Hawai'i's had plenty of shows in primetime since "Hawaii Five-0" faded out in 1980, but few of them have lasted beyond a season. And with "Lost" packing up after six years, Hawai'i's film and TV industry could use something more stable than Bo Derek in "Wind on Water."

"Lost" pumped an estimated $400 million into the economy and a network drama is worth at least $2 million in local payroll and production costs, so snagging a replacement for "Lost" is a big deal. The challenge now is holding on to it.

And so, with no qualifications beyond having watched a lot of TV, we offer these suggestions to the producers of the new "Five-0" for ensuring a long run:

The cast: There's already been grumbling about the lack of local faces among the stars of the new "Five-0" (sorry, Daniel Dae Kim, you don't count), but we're not hung up on that. It's not just about who gets top billing. Producers of the original show tapped a long roster of local performers and regular people, whose talents and authenticity added to the richness of nearly every episode. Whether it was Melveen Leed as a sexy nightclub singer, Jimmy Borges as a drug dealer or even Lippy Espinda as a taxi driver, their performances rooted the shows in the reality of Honolulu, not the fakery of some Hollywood back lot. So when you need a taxi driver, don't call the Mainland.

The stories: The dirty little secret of the original "Five-0" is that the quality of the stories and shows declined significantly after the death of series creator Leonard Freeman in 1974. Some of the episodes in the final seasons are almost unwatchable, they're so awful. Shows like the lightweight 2004 cop drama "Hawaii" and "One West Waikiki" were doomed by scripts that leaned on cliches and balsa-wood characters; no matter how beautiful the scenery, nobody's going to watch a show without realistic dialogue and clever, fresh story lines. "Law & Order" captured the grittiness of police and court work in New York City, so we hope some sharp writers can similarly make it happen with Honolulu, or "Five-0" will be going the way of "Marker."

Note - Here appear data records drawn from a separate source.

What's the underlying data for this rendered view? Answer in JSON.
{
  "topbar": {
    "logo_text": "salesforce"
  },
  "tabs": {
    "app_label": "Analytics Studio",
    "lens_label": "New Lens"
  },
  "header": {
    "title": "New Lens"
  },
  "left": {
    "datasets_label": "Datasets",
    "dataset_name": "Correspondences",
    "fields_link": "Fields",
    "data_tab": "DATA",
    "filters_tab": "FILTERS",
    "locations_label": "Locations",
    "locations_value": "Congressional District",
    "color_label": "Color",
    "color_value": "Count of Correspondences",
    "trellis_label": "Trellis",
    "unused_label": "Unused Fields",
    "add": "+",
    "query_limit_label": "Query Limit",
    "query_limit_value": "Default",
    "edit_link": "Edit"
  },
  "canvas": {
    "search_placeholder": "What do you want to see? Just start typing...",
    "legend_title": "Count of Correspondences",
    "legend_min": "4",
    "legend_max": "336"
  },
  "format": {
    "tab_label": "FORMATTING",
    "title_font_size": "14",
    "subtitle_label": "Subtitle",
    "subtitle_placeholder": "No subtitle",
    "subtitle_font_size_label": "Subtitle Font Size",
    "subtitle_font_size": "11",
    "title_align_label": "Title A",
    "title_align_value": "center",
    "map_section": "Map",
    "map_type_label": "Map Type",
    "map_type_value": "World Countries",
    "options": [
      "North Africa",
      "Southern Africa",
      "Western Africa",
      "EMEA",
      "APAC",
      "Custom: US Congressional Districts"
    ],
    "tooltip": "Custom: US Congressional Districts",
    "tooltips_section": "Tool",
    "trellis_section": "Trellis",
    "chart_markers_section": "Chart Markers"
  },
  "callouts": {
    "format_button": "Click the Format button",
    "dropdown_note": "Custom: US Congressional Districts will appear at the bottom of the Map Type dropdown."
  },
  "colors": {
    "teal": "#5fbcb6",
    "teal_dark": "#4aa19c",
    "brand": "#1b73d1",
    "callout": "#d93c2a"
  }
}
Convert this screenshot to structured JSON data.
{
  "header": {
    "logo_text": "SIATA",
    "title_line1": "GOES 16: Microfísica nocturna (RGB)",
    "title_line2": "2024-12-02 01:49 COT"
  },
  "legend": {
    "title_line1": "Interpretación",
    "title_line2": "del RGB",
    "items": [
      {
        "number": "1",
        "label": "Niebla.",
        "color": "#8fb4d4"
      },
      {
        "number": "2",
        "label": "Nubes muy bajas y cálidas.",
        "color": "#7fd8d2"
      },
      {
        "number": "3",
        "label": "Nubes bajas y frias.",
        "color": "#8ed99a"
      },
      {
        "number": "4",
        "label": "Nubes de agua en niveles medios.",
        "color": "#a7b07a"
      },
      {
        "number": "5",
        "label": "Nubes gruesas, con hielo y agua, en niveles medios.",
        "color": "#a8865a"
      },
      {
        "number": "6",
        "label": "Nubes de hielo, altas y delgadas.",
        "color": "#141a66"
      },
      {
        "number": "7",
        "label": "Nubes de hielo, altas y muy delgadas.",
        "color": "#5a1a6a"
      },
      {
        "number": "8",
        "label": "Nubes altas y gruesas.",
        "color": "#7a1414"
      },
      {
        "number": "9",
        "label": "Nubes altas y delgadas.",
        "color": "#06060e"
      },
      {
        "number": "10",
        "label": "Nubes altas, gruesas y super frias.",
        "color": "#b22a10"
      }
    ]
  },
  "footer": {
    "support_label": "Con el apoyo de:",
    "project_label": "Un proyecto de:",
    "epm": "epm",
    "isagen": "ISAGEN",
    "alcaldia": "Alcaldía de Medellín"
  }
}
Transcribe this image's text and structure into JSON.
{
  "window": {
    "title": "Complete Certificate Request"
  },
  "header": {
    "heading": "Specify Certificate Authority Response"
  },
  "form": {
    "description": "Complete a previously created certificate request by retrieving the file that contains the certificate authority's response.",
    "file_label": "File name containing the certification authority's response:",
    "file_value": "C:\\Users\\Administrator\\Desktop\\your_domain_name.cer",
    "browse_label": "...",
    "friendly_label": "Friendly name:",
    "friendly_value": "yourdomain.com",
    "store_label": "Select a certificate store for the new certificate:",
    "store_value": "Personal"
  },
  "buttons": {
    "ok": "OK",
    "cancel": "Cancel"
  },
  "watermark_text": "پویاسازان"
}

The bad guys: Though he appeared in only seven episodes over 12 years, Wo Fat remains one of TV's most memorable and menacing villains, the perfect Commie adversary to Steve McGarrett's cold warrior. What made "24" a success, Jack Bauer or the cast of truly nasty evildoers he had to take down? Whether it's a murderous crime boss, a wily international terrorist or maybe even the sleazy, politically powerful owner of a hotel chain, the new McGarrett needs a witty, diabolical opponent to periodically threaten Hawai'i, and the world.

The characters: Less was more when it came to the original "Five-0" characters' home life and back stories, and that's a good guide for the new show. We never saw McGarrett's apartment, only met a few of his old flames. He played golf once with Frank Fasi. Occasional glimpses of a life beyond 'Iolani Palace were all we needed. The same approach worked for "Law & Order;" give us a few tantalizing hints, but we don't need to go on dates with Danno.

Remakes of popular TV series are notoriously unsuccessful, and the new "Hawaii Five-0" is lacking one major advantage of the original: Hawai'i isn't the exotic outpost it was in 1968. As "Hawaii" so disastrously proved in 2004, it takes more than a brand name to capture viewers' attention.